Kinsella has been crowned with numerous accolades for her ability to spin refreshingly innovative takes on promising sheaths of whites, from the obscuring of faces to give it a sense of mystery, to the lending of an added charm to one’s outfit and gilding of the lily with her sprightliest creations, be it for a bride on her wedding day or a trendsetter who wishes to stand out stylishly during luncheon on a horse day.
Her designs are without a doubt beautiful and unique at the same time, and the quality found within her pieces transcend the frivolous perceptions that the industry has on millinery arts over the decades.
We caught up with Kinsella herself to find out about her interesting journey in millinery so far, and her thoughts on the global fashion market.
How did you get interested in millinery?
LK: I have always had a great interest in accessory design, headwear in particular. Ironically though, the act of getting into the millinery industry was an inadvertent avenue. What happened was I was working in the womenswear industry abroad, and when I came back to Ireland, I was randomly offered two positions at the same time – one in knitwear and one in millinery – and I obviously chose the latter! The rest as they say is history.
How long does it take on average to create one of your hats?
LK: It can take anything from 6 to 40 hours! Most of them average between 2 and 3 days. The Fractal (below) from my collection ‘Manifold’ took me roughly around 200 hours to complete, and I worked on it gradually over a 2-month period.
What have been some of your favourite materials to work with?

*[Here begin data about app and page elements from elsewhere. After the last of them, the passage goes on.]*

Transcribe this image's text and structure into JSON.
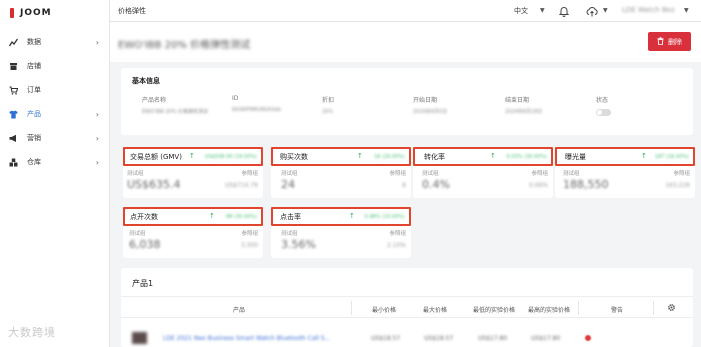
{
  "app": {
    "logo": "JOOM"
  },
  "sidebar": {
    "items": [
      {
        "label": "数据",
        "icon": "analytics-icon"
      },
      {
        "label": "店铺",
        "icon": "store-icon"
      },
      {
        "label": "订单",
        "icon": "cart-icon"
      },
      {
        "label": "产品",
        "icon": "tshirt-icon"
      },
      {
        "label": "营销",
        "icon": "megaphone-icon"
      },
      {
        "label": "仓库",
        "icon": "warehouse-icon"
      }
    ],
    "watermark": "大数跨境"
  },
  "topbar": {
    "title": "价格弹性",
    "language": "中文",
    "user": "LDE Watch Bez"
  },
  "header": {
    "title": "EWO'IBB 20% 价格弹性测试",
    "delete_label": "删除"
  },
  "basic_info": {
    "title": "基本信息",
    "fields": {
      "product_name": {
        "label": "产品名称",
        "value": "EWO'IBB 20% 价格弹性测试"
      },
      "id": {
        "label": "ID",
        "value": "6IGWIPNRUNUlUlab"
      },
      "discount": {
        "label": "折扣",
        "value": "20%"
      },
      "start_date": {
        "label": "开始日期",
        "value": "2024年6月5日"
      },
      "end_date": {
        "label": "结束日期",
        "value": "2024年6月18日"
      },
      "status": {
        "label": "状态"
      }
    }
  },
  "metrics": [
    {
      "name": "交易总额 (GMV)",
      "change": "US$508.00 (19.00%)",
      "test_label": "测试组",
      "ref_label": "参照组",
      "test_value": "US$635.4",
      "ref_value": "US$714.79"
    },
    {
      "name": "购买次数",
      "change": "16 (20.00%)",
      "test_label": "测试组",
      "ref_label": "参照组",
      "test_value": "24",
      "ref_value": "8"
    },
    {
      "name": "转化率",
      "change": "0.03% (30.00%)",
      "test_label": "测试组",
      "ref_label": "参照组",
      "test_value": "0.4%",
      "ref_value": "0.06%"
    },
    {
      "name": "曝光量",
      "change": "187 (16.00%)",
      "test_label": "测试组",
      "ref_label": "参照组",
      "test_value": "188,550",
      "ref_value": "163,226"
    },
    {
      "name": "点开次数",
      "change": "88 (30.00%)",
      "test_label": "测试组",
      "ref_label": "参照组",
      "test_value": "6,038",
      "ref_value": "3,300"
    },
    {
      "name": "点击率",
      "change": "0.98% (10.00%)",
      "test_label": "测试组",
      "ref_label": "参照组",
      "test_value": "3.56%",
      "ref_value": "2.10%"
    }
  ],
  "products": {
    "title": "产品1",
    "columns": [
      "产品",
      "最小价格",
      "最大价格",
      "最低的实验价格",
      "最高的实验价格",
      "警告"
    ],
    "rows": [
      {
        "name": "LDE 2021 Neo Business Smart Watch Bluetooth Call S...",
        "min_price": "US$18.57",
        "max_price": "US$18.57",
        "min_test_price": "US$17.80",
        "max_test_price": "US$17.80"
      }
    ]
  },
  "colors": {
    "accent": "#2d6fd6",
    "danger": "#d9313c",
    "highlight_border": "#e2452d",
    "positive": "#2fae5c"
  }
}
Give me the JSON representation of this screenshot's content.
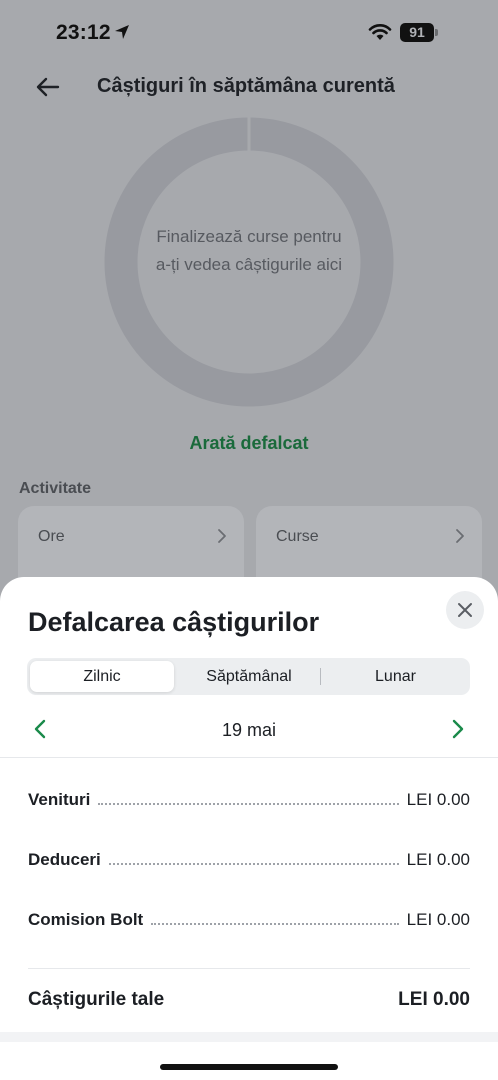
{
  "status_bar": {
    "time": "23:12",
    "battery": "91",
    "icons": [
      "location-arrow-icon",
      "wifi-icon",
      "battery-icon"
    ]
  },
  "header": {
    "title": "Câștiguri în săptămâna curentă",
    "back_icon": "arrow-left-icon"
  },
  "donut": {
    "empty_message": "Finalizează curse pentru a-ți vedea câștigurile aici"
  },
  "show_breakdown_label": "Arată defalcat",
  "activity": {
    "label": "Activitate",
    "cards": [
      {
        "label": "Ore"
      },
      {
        "label": "Curse"
      }
    ]
  },
  "sheet": {
    "title": "Defalcarea câștigurilor",
    "close_icon": "close-icon",
    "tabs": [
      {
        "label": "Zilnic",
        "active": true
      },
      {
        "label": "Săptămânal",
        "active": false
      },
      {
        "label": "Lunar",
        "active": false
      }
    ],
    "date": "19 mai",
    "rows": [
      {
        "label": "Venituri",
        "value": "LEI 0.00"
      },
      {
        "label": "Deduceri",
        "value": "LEI 0.00"
      },
      {
        "label": "Comision Bolt",
        "value": "LEI 0.00"
      }
    ],
    "total": {
      "label": "Câștigurile tale",
      "value": "LEI 0.00"
    }
  },
  "colors": {
    "accent_green": "#1a8a4a",
    "overlay_gray": "#a7a9ad",
    "text_dark": "#1c1f24"
  }
}
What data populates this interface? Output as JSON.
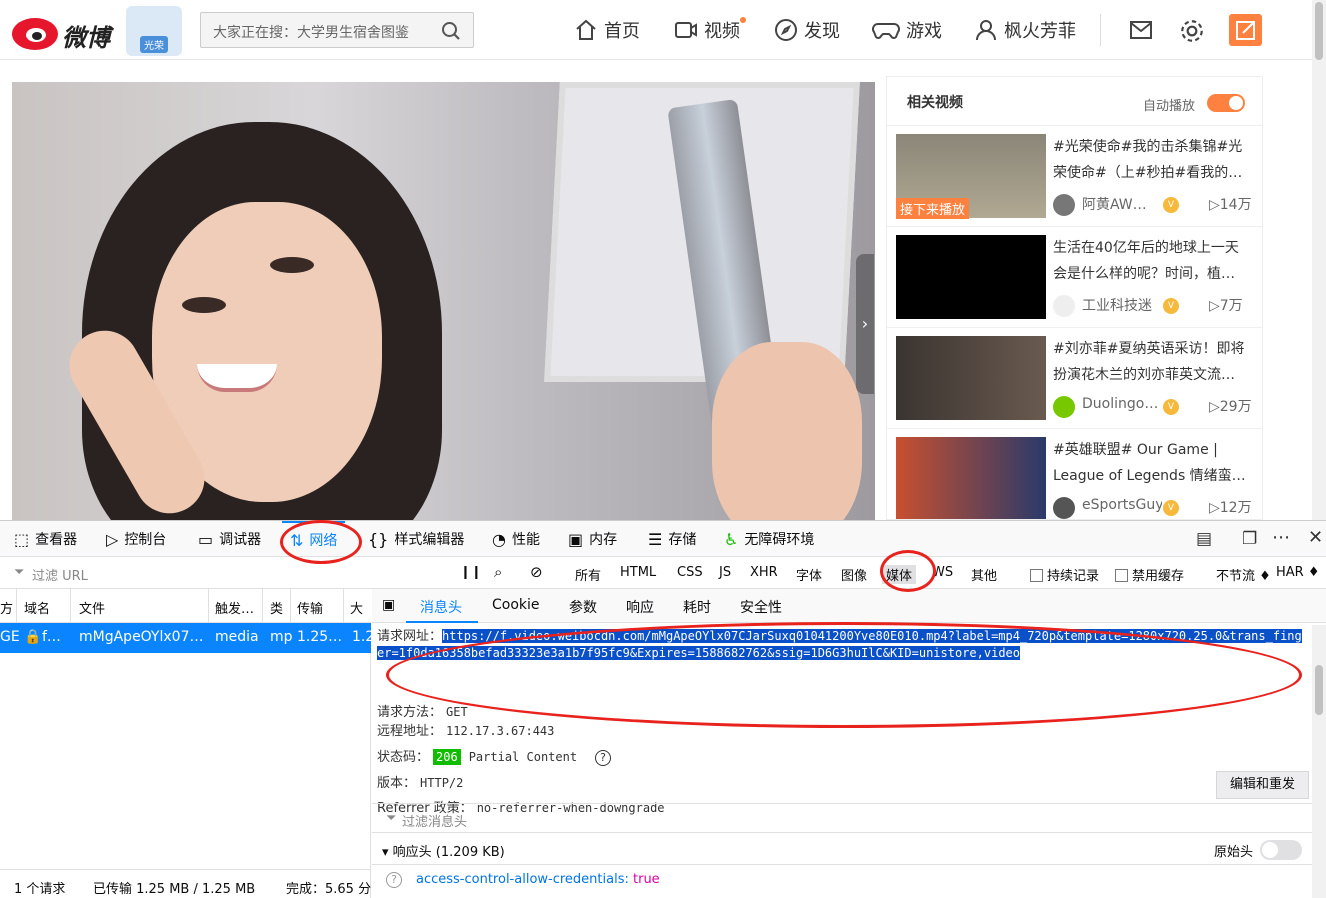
{
  "weibo": {
    "logo_text": "微博",
    "mascot_label": "光荣",
    "search_placeholder": "大家正在搜：大学男生宿舍图鉴",
    "nav": [
      "首页",
      "视频",
      "发现",
      "游戏",
      "枫火芳菲"
    ],
    "video_arrow": "›"
  },
  "related": {
    "title": "相关视频",
    "autoplay_label": "自动播放",
    "autoplay_on": true,
    "items": [
      {
        "title": "#光荣使命#我的击杀集锦#光荣使命#（上#秒拍#看我的…",
        "author": "阿黄AW…",
        "plays": "▷14万",
        "badge": "接下来播放"
      },
      {
        "title": "生活在40亿年后的地球上一天会是什么样的呢？时间，植…",
        "author": "工业科技迷",
        "plays": "▷7万",
        "badge": ""
      },
      {
        "title": "#刘亦菲#夏纳英语采访！即将扮演花木兰的刘亦菲英文流…",
        "author": "Duolingo…",
        "plays": "▷29万",
        "badge": ""
      },
      {
        "title": "#英雄联盟# Our Game | League of Legends 情绪蛮…",
        "author": "eSportsGuy",
        "plays": "▷12万",
        "badge": ""
      }
    ],
    "verified_mark": "V"
  },
  "devtools": {
    "tabs": [
      "查看器",
      "控制台",
      "调试器",
      "网络",
      "样式编辑器",
      "性能",
      "内存",
      "存储",
      "无障碍环境"
    ],
    "filter_url_placeholder": "过滤 URL",
    "type_filters": [
      "所有",
      "HTML",
      "CSS",
      "JS",
      "XHR",
      "字体",
      "图像",
      "媒体",
      "WS",
      "其他"
    ],
    "persist_label": "持续记录",
    "disable_cache_label": "禁用缓存",
    "throttle_label": "不节流 ♦",
    "har_label": "HAR ♦",
    "columns": [
      "方",
      "域名",
      "文件",
      "触发…",
      "类",
      "传输",
      "大"
    ],
    "request_row": {
      "method": "GE",
      "domain": "f…",
      "file": "mMgApeOYlx07…",
      "cause": "media",
      "type": "mp",
      "transferred": "1.25…",
      "size": "1.2"
    },
    "status": {
      "requests": "1 个请求",
      "transferred": "已传输 1.25 MB / 1.25 MB",
      "finish": "完成：5.65 分"
    },
    "detail_tabs": [
      "消息头",
      "Cookie",
      "参数",
      "响应",
      "耗时",
      "安全性"
    ],
    "request_url_label": "请求网址：",
    "request_url": "https://f.video.weibocdn.com/mMgApeOYlx07CJarSuxq01041200Yve80E010.mp4?label=mp4_720p&template=1280x720.25.0&trans_finger=1f0da16358befad33323e3a1b7f95fc9&Expires=1588682762&ssig=1D6G3huIlC&KID=unistore,video",
    "method_label": "请求方法：",
    "method": "GET",
    "remote_label": "远程地址：",
    "remote": "112.17.3.67:443",
    "status_label": "状态码：",
    "status_code": "206",
    "status_text": "Partial Content",
    "version_label": "版本：",
    "version": "HTTP/2",
    "referrer_label": "Referrer 政策：",
    "referrer": "no-referrer-when-downgrade",
    "edit_resend": "编辑和重发",
    "filter_headers": "过滤消息头",
    "response_headers": "响应头 (1.209 KB)",
    "raw_headers": "原始头",
    "header_key": "access-control-allow-credentials:",
    "header_value": "true"
  },
  "colors": {
    "accent": "#0a84ff",
    "weibo_orange": "#ff8140",
    "annotation": "#e8221d",
    "status_ok": "#12bc00"
  }
}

LK: I love working with jinsin, a woven straw fabric with thread native to the Philippines. I also use a lot of classic fabrics such as felt and velvet in my hats. Some of the materials I’ve been working a lot with lately include Irish waxed linen thread combined with magatama miyuki Japanese seed beads, which have become a new favourite of mine.
Where do you usually get your inspiration from?
LK: It can really be from anything. I get my inspiration from films, architecture, artists, and geometry, to name a few. It really varies from season to season, and it depends to whatever mood I’m in, what I’m reading, the music I’m listening to, as well as my surroundings.
What are some of your greatest achievements so far since the inception of your bespoke label in 2013? How would you describe the progress of your brand so far?
LK: It is hard to pin one as the little achievements can sometimes be as great as the big ones. Obviously winning the titles Breakthrough designer of the year 2014 at Kerry Fashion Week and then Milliner of the year 2015 were huge milestones for me.
The fact that Philip Treacy picked my Sora headpiece as the winning entry for ‘Most Creative Hat‘ was an incredible thing as well, and being selected to present at London Fashion Week where my works were being recognised by some of the pop world’s biggest stylists can all be marked down as great achievements for me.
But really, it is the little accomplishment of being able to get up every day and being able to work as an artist at something I love is by far my greatest achievement.
What was it like interning for Philip Treacy?
LK: It was great! It was very interesting to see the inner workings of such a large company and the collaborations that went on. That inspired me to work with more designers on a collaborative level.
Having worked in numerous cities and countries, what are your thoughts on the progress of the present-day global fashion market?
LK: I think after a long struggle to keep up with fast fashion and the ever-changing and consuming industry, the world momentarily lost sight of the value of the global fashion market. In recent times, companies large and small had to continuously change their business models and strategies to keep up with the constant challenges and the fast moving nature of fashion.
I believe and hope that it has finally reached a peak and consumers are slowly but surely thinking of sustainability.
Buyers have become more conscious of pollutants, resources and fair treatment of employees in production facilities. Also for varying reasons, one of which I believe to be a fallen economy, people are now looking to local brands and products. So after years of what had become a deflated industry, I think due to many social factors that it is progressing in the right direction
Laura Kinsella‘s millinery is available via appointments at her Dublin studio. For more information, click here.
This article is published as part of Couture Troopers’s February 2016 issue ‘LOVE’